|Occupation||Film director, screenwriter, producer|
Life and careerEdit
Klapisch was born in Neuilly-sur-Seine, Hauts-de-Seine. He is from a Jewish family; his maternal grandparents were deported to Auschwitz. He studied cinema at the University of Paris III: Sorbonne Nouvelle as well as at the University of Paris VIII. He was rejected on two occasions by the French film school IDHEC (Institut des hautes études cinématographiques), now known as La fémis. He later attended the film school at New York University from 1983 to 1985. During the 1980s, he started to shoot short films such as In transit or Ce qui me meut. He subsequently worked as a scriptwriter and he became a director for feature films. He has also directed a nature documentary for French television.
In 1992, Klapisch shot his first feature film, Riens du tout. A year later, a TV channel asked him to make a film about high school life, set in 1975, Le péril jeune. The film had a very small budget and featured Romain Duris and Vincent Elbaz, who would become two of his favourite actors. Due to its success when broadcast on TV, the film was released in the theaters two years later. During the 1990s, Klapisch made three short films to encourage the use of condoms in combatting AIDS: La chambre, Le Poisson Rouge and Le Ramoneur des Lilas.

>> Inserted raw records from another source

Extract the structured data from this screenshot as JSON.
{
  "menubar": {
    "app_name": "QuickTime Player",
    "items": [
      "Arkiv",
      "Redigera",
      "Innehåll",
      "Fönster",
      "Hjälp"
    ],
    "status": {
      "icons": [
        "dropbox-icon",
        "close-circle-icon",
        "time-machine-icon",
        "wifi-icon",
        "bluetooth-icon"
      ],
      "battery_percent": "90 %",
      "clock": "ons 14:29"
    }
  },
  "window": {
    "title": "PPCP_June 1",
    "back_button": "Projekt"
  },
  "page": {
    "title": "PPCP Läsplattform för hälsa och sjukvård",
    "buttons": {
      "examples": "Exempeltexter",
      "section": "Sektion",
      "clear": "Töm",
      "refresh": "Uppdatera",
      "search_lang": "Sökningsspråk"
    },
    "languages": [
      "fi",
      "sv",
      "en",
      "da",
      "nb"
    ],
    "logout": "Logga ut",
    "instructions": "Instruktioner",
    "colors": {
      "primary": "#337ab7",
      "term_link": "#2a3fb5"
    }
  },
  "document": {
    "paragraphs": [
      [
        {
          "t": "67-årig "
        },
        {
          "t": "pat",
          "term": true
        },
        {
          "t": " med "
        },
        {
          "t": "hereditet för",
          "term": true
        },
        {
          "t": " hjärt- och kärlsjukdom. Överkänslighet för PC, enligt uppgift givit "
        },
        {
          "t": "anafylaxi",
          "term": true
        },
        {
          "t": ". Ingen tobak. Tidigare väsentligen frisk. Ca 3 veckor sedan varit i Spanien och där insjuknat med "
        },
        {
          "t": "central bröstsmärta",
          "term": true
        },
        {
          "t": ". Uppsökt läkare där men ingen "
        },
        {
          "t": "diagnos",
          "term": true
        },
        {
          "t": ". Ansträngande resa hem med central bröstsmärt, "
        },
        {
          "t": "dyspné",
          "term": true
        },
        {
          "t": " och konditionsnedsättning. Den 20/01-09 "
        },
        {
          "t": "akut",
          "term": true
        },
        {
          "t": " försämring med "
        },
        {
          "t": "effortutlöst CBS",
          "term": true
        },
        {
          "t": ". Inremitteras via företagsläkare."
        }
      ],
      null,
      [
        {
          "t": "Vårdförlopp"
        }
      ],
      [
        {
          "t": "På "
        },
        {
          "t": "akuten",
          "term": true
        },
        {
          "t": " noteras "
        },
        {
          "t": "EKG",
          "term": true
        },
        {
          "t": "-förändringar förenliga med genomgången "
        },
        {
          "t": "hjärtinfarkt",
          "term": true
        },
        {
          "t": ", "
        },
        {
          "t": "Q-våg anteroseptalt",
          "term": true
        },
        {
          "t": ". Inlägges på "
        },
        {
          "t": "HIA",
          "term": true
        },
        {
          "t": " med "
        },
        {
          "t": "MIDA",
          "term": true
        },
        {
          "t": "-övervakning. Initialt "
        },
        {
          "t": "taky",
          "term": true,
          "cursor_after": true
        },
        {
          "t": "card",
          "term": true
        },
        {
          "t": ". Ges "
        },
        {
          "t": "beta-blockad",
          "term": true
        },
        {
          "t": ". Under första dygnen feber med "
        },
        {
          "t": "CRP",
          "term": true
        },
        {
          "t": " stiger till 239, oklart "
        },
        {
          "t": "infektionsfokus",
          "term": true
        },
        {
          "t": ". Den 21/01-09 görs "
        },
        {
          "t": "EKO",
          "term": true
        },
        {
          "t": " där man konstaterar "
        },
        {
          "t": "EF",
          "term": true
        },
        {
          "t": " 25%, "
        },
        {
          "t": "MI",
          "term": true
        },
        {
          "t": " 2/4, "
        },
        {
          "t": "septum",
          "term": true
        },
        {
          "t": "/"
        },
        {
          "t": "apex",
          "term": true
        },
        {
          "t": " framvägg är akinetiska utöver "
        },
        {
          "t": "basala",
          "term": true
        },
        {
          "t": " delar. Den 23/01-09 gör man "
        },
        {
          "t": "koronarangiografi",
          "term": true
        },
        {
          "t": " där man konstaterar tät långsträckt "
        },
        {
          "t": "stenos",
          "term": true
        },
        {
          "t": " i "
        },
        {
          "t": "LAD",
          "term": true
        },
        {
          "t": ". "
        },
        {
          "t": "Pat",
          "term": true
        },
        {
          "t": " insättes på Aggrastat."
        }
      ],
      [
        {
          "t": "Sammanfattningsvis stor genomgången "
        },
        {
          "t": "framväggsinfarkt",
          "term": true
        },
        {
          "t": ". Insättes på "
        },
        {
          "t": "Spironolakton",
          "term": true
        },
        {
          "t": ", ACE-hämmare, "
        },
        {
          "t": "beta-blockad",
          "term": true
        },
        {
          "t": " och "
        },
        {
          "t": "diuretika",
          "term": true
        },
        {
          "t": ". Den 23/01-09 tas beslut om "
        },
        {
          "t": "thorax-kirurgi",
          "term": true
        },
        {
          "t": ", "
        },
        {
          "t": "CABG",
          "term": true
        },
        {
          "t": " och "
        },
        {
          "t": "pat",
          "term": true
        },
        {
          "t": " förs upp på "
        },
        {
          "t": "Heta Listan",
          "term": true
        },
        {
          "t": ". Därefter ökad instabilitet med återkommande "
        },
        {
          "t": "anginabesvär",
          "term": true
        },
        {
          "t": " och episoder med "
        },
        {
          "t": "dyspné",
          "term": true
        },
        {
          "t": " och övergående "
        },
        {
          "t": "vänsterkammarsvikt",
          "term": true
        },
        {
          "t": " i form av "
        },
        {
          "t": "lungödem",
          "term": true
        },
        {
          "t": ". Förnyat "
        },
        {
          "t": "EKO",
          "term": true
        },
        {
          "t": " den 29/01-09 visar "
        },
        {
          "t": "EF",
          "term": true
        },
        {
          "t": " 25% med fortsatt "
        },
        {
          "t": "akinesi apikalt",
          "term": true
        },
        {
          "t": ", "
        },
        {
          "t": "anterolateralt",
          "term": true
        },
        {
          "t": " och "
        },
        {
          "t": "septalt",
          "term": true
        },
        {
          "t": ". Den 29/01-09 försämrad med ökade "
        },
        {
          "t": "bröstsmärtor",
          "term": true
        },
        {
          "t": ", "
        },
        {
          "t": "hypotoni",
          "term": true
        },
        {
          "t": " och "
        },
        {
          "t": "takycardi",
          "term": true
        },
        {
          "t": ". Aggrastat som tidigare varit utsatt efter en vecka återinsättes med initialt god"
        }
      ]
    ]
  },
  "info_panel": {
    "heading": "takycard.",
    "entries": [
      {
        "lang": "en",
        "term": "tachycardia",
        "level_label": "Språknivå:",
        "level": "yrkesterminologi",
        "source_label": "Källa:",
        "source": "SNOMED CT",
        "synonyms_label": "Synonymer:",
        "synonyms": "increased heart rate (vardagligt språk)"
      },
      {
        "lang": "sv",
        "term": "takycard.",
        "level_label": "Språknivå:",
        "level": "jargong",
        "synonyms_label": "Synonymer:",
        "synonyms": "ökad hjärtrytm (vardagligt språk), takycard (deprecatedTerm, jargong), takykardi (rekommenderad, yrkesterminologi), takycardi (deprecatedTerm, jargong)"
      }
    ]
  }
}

In 1996, Klapisch gained greater international recognition after he directed two divergent films, Chacun cherche son chat (When the Cat's Away), and an adaptation of the French theatre comedy Un air de famille. Agnès Jaoui and Jean-Pierre Bacri, the two scriptwriters and main actors, asked him to adapt the play into a film. The film received César Awards for the script and for the female and male supporting roles, Catherine Frot and Jean-Pierre Daroussin. His next film, Peut-être (Maybe), from 1999, featured Jean-Paul Belmondo, Duris and Elbaz.
Klapisch's next film, Ni pour, ni contre (bien au contraire), had its production delayed for 4 months. During this period, he devised a new, low-budget product, which became L'Auberge Espagnole (The Spanish Apartment). Shot in Spain, this film became his greatest box-office success, and he planned three parts to what became known as his Spanish Apartment Trilogy. In 2005, he filmed a sequel to L'Auberge Espagnole, Les Poupées Russes (Russian Dolls), with many of the same actors from L'Auberge Espagnole. His film Paris was released in February 2008, and Ma part du gâteau in 2011. In 2012, Klapisch filmed Casse-tête chinois (Chinese Puzzle). This sequel to Les Poupées Russes was released in 2013.
- "Cédric Klapisch".
- Laura Winters (1997-06-15). "A Filmmaker Peers Past Kissing Lovers To See the Real Paris". New York Times. Retrieved 2009-12-06.
- "Film Review; Chinese Puzzle" Cine Vue https://www.cine-vue.com/2014/06/film-review-chinese-puzzle.html
- Aidil Rusli "The Spanish Apartment Trilogy" http://www.themalaymailonline.com/opinion/aidil-rusli/article/the-spanish-apartment-trilogy